> _The task_
Search the records for the string "alexa", then copy each line that has it.

Entries from a dataset of interfaces
────
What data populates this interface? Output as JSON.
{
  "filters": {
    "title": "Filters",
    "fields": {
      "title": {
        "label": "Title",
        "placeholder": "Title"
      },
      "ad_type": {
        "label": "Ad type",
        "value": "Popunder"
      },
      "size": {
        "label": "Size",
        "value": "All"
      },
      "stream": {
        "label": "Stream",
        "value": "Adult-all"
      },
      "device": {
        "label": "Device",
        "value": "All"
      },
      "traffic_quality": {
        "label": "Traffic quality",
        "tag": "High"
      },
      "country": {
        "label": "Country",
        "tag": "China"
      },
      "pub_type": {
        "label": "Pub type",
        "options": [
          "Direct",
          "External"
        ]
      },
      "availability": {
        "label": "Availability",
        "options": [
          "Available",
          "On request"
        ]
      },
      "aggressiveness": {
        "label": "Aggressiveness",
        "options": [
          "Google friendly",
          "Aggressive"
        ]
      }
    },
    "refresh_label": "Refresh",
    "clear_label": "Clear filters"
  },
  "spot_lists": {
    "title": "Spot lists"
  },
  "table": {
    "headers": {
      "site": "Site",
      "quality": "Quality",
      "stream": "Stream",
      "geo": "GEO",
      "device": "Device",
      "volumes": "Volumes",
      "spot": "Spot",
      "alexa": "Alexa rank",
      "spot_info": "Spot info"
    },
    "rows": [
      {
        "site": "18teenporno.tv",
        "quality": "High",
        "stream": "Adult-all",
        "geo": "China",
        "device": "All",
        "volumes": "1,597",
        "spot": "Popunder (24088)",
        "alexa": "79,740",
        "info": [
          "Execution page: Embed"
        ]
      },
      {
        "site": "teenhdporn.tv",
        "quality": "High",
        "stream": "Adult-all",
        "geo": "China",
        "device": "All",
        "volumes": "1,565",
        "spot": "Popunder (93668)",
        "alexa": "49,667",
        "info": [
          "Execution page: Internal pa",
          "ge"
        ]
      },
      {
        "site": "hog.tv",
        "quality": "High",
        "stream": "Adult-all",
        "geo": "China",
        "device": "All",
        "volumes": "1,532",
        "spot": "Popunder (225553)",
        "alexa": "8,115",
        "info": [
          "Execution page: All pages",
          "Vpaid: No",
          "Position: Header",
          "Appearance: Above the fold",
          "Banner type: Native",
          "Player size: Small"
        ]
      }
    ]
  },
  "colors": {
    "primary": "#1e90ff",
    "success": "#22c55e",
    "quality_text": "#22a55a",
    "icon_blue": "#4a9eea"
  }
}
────
> _The completed task_
      "alexa": "Alexa rank",
        "alexa": "79,740",
        "alexa": "49,667",
        "alexa": "8,115",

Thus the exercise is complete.